by Virginia Vélez
From March 14th to the 16th, 2003, All of Us or None a dynamic new civil rights alliance by and for prisoners and former prisoners, took root in a statewide strategy session held in Oakland, California. It already has local organizing committees in 17 cities/regions around the country. Its goals are to:
- develop a national alliance by and for prisoners and former prisoners and their families
- build political power so they can participate in the political process, locally and nationally
- educate and organize themselves and their communities
- eliminate discrimination against people with felony convictions, and fight for the human and civil rights of prisoners, former prisoners, and their families.
I interviewed Linda Evans who is an All of Us or None organizer along with Dorsey Nunn, Program Director of Legal Services for Prisoners with Children. Linda is a former prisoner who served 16 years in federal prison and who has been out now for a little over two years. Linda’s enthusiasm and the alliance’s hard work were apparent as calls came in from organizers as far away as Oklahoma City, Boston, and New York. Here’s a summary of our conversation:
Over 40 people from all over California met for the original strategy session in Oakland, all of whom had done time in INS detention centers, county jails, federal and state prisons, and juvenile halls. More than half the attendees at the strategy session were women and 90% were people of color. The alliance began by with an agreement to organize people with felony convictions across race, gender, class, age, and geographic lines. The Center for Young Women’s Development and Young Women United for Oakland brought several young women to participate, some of whom had just gotten out of juvenile detention or California Youth Authority in the last two weeks. Linda, Dorsey, some other organizers from California then went on to the Critical Resistance Southern Conference in New Orleans. There they convened a national meeting to discuss All of Us or None as a national organizing initiative. Over 50 former prisoners/organizers from 16 states enthusiastically agreed to unite in this national effort to organize prisoners, former prisoners, and their families.
The All of Us or None alliance is determined is to strengthen the voices of the people most affected by mass incarceration and the growth of the prison-industrial complex, so together we can make changes in public policy and fight for prisoners’ rights. The alliance is committed to a process of democratic decision-making, where everyone has equal access to information and where people are accountable to each other. They are building a movement that is egalitarian, where women’s and young people’s voices are respected and where our ideas are supported and implemented. All of Us or None will most immediately focus on fighting the discrimination that people coming out of prison face every day: the legal, financial, and social barriers to rehabilitation for prisoners and reentry for ex-prisoners, such as their right to decent employment, healthcare, housing, food, education and the right to vote. All of Us or None proposes a Family Bill of Rights that advocates alternatives to incarceration, and fights unnecessary foster care placement, fast-track adoption, and deportation of mothers and juveniles away from their families. The alliance will educate and organize communities impacted by the Prison Industrial Complex, and will support ongoing legislative efforts like the ballot initiative to amend California’s Three Strikes law sponsored by Families to Amend California Three Strikes (FACTS, http://www.facts1.com) and a legislative bill to tax tobacco and alcohol sales to fund alcohol and drug rehabilitation programs for youth.
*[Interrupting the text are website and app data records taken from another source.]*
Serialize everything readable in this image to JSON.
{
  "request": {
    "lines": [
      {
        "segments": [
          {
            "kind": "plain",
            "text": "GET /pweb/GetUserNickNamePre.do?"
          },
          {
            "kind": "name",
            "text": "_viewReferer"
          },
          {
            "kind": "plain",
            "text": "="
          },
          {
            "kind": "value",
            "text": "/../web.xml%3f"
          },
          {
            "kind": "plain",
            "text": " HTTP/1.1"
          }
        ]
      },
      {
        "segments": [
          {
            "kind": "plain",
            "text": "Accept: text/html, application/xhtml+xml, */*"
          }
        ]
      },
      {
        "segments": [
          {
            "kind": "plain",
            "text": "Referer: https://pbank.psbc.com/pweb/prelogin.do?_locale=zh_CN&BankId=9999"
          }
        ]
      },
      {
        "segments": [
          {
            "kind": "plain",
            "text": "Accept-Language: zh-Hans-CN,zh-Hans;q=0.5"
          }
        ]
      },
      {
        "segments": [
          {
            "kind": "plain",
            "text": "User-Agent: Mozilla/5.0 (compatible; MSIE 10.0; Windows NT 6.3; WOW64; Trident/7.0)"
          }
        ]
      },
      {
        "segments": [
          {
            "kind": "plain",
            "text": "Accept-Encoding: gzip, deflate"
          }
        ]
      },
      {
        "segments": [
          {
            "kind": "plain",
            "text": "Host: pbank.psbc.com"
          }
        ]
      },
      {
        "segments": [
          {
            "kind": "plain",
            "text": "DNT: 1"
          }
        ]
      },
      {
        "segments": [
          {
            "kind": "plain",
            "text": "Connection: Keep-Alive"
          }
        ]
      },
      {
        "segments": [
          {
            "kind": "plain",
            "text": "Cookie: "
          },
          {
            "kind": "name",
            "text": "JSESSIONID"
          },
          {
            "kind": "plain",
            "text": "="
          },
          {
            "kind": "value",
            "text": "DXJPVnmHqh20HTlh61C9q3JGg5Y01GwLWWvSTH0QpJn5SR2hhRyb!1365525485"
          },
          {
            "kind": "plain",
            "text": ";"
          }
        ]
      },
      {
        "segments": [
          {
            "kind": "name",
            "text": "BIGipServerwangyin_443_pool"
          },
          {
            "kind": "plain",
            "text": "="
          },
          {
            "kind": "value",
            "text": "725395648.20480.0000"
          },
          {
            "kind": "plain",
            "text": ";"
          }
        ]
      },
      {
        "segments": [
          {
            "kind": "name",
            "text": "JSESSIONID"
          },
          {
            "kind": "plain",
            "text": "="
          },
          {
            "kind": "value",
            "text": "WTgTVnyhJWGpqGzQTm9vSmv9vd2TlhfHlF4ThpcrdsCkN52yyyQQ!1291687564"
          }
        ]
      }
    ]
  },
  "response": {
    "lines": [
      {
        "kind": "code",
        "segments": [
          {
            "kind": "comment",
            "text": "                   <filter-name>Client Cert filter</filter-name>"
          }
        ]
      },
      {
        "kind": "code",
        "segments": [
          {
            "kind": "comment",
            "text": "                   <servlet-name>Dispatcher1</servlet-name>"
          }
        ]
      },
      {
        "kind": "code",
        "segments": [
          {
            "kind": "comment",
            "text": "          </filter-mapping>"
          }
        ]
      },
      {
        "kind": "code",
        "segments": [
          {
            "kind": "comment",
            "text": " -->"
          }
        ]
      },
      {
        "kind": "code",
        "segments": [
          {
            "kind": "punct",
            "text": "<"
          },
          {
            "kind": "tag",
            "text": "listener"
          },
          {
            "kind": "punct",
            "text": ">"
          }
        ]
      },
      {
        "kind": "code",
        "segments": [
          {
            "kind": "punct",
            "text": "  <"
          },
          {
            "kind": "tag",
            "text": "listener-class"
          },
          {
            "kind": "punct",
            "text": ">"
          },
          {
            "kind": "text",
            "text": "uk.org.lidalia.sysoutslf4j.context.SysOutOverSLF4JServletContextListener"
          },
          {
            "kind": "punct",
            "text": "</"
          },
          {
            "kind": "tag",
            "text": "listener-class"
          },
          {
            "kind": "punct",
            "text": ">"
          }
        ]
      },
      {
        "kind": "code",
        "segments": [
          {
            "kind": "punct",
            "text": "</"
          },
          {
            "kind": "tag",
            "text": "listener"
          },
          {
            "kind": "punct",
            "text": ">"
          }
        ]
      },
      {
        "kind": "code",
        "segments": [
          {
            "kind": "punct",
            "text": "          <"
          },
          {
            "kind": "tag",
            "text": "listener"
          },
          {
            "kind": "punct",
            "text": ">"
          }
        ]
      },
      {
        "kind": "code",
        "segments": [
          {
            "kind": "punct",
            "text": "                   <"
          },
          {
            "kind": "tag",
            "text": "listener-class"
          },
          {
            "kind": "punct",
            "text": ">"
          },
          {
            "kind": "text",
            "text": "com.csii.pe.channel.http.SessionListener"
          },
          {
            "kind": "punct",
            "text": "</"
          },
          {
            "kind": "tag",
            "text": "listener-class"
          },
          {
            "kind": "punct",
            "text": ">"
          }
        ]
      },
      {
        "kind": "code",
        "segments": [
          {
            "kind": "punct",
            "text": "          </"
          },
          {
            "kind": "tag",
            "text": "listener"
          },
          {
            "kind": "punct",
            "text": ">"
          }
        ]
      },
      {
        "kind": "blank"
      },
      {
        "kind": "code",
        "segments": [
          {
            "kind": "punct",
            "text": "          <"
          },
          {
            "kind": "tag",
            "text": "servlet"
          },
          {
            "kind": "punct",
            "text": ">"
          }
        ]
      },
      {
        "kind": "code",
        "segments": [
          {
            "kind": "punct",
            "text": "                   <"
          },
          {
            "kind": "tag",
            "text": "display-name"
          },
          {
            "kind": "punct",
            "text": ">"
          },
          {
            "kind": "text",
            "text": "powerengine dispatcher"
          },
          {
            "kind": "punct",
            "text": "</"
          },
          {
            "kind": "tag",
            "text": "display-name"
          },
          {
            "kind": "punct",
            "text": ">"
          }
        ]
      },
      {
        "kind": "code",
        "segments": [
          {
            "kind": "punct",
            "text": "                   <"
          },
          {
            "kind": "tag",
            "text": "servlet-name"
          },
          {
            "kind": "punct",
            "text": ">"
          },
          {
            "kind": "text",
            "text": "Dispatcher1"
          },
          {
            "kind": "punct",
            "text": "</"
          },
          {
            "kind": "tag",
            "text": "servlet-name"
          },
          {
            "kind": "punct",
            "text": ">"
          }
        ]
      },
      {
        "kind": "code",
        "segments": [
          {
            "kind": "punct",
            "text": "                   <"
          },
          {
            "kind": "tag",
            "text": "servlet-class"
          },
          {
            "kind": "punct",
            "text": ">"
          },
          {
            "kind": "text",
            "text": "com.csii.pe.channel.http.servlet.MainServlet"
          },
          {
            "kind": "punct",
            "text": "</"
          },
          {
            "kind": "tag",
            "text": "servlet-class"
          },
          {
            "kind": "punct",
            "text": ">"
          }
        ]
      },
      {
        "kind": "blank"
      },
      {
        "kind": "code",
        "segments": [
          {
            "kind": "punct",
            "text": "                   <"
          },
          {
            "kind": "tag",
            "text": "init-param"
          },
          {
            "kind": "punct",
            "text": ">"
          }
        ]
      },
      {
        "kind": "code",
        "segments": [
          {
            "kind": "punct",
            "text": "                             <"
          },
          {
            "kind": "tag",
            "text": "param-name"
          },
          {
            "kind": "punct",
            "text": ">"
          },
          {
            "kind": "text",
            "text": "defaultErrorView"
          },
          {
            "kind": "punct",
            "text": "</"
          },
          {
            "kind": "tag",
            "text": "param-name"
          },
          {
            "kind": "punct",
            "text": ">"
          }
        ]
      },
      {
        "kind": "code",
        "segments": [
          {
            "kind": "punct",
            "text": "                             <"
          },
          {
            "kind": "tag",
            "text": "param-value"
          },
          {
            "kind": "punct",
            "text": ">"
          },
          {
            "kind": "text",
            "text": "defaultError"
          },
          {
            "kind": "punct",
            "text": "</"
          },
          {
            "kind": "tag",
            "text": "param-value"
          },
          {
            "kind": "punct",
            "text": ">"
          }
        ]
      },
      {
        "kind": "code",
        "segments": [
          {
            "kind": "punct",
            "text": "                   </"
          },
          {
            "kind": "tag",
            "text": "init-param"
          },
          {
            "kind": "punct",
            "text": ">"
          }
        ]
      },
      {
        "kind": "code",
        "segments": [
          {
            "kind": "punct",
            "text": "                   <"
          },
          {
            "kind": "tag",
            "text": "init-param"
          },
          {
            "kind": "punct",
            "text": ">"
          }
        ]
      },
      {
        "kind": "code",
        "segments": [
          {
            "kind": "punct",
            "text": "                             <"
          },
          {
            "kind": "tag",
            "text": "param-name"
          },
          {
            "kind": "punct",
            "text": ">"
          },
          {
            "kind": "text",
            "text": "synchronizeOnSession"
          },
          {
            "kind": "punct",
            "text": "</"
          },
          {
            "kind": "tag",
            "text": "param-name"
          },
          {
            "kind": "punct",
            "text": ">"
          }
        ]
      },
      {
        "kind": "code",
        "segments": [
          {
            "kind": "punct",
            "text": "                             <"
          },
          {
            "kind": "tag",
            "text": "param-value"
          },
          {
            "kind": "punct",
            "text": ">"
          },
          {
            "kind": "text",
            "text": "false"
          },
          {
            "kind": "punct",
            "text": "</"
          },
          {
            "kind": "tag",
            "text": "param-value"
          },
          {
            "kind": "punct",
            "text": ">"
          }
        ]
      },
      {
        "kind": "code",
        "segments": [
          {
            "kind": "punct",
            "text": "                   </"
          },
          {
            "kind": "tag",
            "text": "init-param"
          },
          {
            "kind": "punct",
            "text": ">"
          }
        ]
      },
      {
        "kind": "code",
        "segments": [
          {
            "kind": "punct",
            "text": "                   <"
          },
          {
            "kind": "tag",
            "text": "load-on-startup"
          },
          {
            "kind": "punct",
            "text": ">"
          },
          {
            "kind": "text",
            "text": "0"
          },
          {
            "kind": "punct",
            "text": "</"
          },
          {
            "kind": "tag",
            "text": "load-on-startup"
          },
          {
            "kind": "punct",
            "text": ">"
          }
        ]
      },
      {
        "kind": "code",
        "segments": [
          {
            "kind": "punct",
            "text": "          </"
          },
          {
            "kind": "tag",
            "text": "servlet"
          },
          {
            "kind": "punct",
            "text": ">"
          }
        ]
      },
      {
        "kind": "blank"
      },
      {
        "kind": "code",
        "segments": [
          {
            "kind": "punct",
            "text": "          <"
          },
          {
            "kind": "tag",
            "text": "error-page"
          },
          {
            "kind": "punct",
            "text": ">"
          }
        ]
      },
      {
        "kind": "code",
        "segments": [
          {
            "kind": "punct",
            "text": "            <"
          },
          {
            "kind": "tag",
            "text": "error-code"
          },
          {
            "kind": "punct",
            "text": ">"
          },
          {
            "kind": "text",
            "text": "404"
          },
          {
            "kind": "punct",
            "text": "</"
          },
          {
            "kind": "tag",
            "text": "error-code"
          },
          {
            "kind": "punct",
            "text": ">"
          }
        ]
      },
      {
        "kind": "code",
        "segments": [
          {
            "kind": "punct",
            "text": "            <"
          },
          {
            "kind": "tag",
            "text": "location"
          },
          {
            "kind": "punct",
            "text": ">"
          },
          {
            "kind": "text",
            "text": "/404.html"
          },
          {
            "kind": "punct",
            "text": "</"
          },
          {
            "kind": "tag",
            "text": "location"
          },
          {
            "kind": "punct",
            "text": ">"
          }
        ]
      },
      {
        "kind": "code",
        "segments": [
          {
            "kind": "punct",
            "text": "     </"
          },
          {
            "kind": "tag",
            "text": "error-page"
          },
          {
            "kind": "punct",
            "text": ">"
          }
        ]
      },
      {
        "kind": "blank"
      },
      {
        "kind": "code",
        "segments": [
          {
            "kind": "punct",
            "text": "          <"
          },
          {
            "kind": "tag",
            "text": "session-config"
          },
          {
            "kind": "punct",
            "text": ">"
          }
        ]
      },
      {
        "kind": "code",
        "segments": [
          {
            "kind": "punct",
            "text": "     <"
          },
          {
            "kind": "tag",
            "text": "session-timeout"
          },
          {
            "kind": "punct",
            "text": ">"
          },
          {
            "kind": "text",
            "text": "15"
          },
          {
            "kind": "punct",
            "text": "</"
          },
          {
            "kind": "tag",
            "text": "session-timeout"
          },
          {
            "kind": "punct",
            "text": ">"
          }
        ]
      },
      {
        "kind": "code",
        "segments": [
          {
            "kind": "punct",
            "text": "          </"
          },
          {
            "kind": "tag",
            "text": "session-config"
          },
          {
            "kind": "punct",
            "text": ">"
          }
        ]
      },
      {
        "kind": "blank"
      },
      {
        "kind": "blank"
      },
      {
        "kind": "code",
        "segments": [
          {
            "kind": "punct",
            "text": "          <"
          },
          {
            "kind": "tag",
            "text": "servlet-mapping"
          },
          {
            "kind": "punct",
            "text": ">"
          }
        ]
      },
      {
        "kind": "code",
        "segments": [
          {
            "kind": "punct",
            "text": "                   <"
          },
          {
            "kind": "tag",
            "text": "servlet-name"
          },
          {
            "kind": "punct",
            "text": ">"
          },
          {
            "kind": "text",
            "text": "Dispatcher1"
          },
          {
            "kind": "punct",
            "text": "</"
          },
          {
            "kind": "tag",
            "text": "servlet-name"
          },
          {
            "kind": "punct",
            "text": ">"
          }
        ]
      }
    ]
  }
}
Linda notes that a national political alliance by and for prisoners and ex-prisoners is long overdue, as the Prison Industrial Complex has built a huge potential membership all around the country. The introduction in All of Us or None’s founding document says, “Over 30 million people are walking around this country with felony convictions. Seventeen million of these people have served prison time, and it is estimated that three million more people will be released from prison over the next five years. The time has come for ex-prisoners and former felons to organize to fight the discrimination we face and to regain our civil rights. We will be successful when people realize that we are not just victims of the system, that we can act together to change it – for All of Us or None.
The Fire Inside will keep you posted on their actions. Contact info is: Legal Services for Prisoners with Children, 1540 Market St., #490, San Francisco, CA 94102; 415-255-7036, Linda Evans ext. 311, Dorsey Nunn ext. 312 (firstname.lastname@example.org, email@example.com)
Photos by Scott Braly